ABOUT THIS TASK:
Pull out every line from the listing that has the word "NoiseEnergy".

INPUT RECORDS:

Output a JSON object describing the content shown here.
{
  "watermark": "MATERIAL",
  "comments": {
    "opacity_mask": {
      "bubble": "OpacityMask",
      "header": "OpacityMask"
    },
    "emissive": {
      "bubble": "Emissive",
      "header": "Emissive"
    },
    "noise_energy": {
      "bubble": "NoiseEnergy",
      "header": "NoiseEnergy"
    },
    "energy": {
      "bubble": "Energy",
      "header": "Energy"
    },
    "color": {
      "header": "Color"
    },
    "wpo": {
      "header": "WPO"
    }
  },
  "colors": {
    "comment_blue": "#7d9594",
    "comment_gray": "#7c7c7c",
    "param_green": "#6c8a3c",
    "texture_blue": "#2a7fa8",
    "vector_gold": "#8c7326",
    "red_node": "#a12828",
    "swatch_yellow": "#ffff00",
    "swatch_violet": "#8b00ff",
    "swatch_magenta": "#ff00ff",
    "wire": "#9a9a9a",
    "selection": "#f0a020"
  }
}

YOUR RESPONSE:
      "bubble": "NoiseEnergy",
      "header": "NoiseEnergy"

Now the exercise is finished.